- Pay special attention to all window sills, window wells, door casings, and floors.
- After wet cleaning vacuum the entire area using a HEPA or high quality vacuum.
- Visually inspect the unit and the soil outside the unit to ensure that all areas are free of debris and dust
Maryland Lead Paint Law
Maryland’s Reduction of Lead Risk in Housing law requires owners of rental properties built before 1950 to register their units with Maryland Department of the Environment (MDE), distribute specific educational materials, and meet specific lead paint risk reduction standards at certain triggering events. Owners who are in compliance with this Maryland law are eligible for limited liability protection. This protection is also available for owners of rental units built after 1950 through 1978 if they choose to participate and meet the same requirements (“opt-in”).
Where is Lead Paint Found?

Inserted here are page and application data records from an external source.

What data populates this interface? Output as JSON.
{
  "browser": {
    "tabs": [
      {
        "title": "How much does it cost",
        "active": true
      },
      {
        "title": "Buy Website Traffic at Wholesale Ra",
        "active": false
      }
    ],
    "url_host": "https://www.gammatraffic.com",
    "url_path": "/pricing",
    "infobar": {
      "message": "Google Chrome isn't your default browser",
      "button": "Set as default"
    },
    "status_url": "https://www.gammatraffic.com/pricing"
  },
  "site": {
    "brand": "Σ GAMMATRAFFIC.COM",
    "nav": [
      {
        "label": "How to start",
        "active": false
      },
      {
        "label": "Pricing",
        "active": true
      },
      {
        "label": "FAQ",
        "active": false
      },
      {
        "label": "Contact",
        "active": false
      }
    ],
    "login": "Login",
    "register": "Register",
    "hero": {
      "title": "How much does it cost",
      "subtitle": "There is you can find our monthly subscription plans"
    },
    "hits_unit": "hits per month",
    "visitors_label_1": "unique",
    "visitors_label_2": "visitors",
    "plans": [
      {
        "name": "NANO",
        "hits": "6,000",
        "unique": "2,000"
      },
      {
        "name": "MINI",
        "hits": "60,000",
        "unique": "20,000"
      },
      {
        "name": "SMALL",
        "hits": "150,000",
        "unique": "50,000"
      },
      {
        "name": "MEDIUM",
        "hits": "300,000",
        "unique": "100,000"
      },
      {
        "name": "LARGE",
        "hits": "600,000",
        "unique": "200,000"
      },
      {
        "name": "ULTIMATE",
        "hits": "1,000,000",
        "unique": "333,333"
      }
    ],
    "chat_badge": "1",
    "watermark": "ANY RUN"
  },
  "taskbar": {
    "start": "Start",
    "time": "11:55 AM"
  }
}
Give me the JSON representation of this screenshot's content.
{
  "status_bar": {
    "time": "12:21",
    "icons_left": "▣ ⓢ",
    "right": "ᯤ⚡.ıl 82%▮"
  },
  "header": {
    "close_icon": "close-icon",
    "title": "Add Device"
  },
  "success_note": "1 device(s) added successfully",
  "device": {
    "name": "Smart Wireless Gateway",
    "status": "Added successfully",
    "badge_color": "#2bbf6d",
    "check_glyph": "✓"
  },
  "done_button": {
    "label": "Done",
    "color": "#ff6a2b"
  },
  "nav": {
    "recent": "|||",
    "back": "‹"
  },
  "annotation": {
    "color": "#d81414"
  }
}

In general, the older your home, the more likely it has lead-based paint. Many homes in Maryland built before 1978 have lead based paint. In 1978, the federal government banned lead-based paint from housing. Lead can be found in any home, inside and outside the house, in soil around a home. (Soil can pick up lead from exterior paint, or other sources such as past use of leaded gas in cars.)
Lead is most likely to be a hazard in paint chips, which you can see, and lead dust, which you can’t always see. Lead-based paint that is in good condition is usually not a hazard. Peeling, chipping, chalking, or cracking lead-based paint is a hazard and needs immediate attention. Lead-based paint may also be a hazard when found on surfaces that children can chew or that gets a lot of wear and tear, These areas includes: windows and window sills, doors and door frames, stairs, railings and banisters, and porches and fences.
Lead dust can form when lead-based paint is dry scraped, dry sanded, or heated. Dust also forms when painted surfaces bump or rub together. Lead chips and dust can get on surfaces and objects that people touch. Settled lead dust can reenter the air when people vacuum, sweep, or walk through it. Lead in soil can be a hazard when children play in bare soil or when people bring soil into the house on their shoes.
Landlords do not have to be present for inspection
We will schedule with tenants if their is a problem with “landlord vs tenant relationship”
We notify you when there is a change in the law and provide 6 month reminders for renewals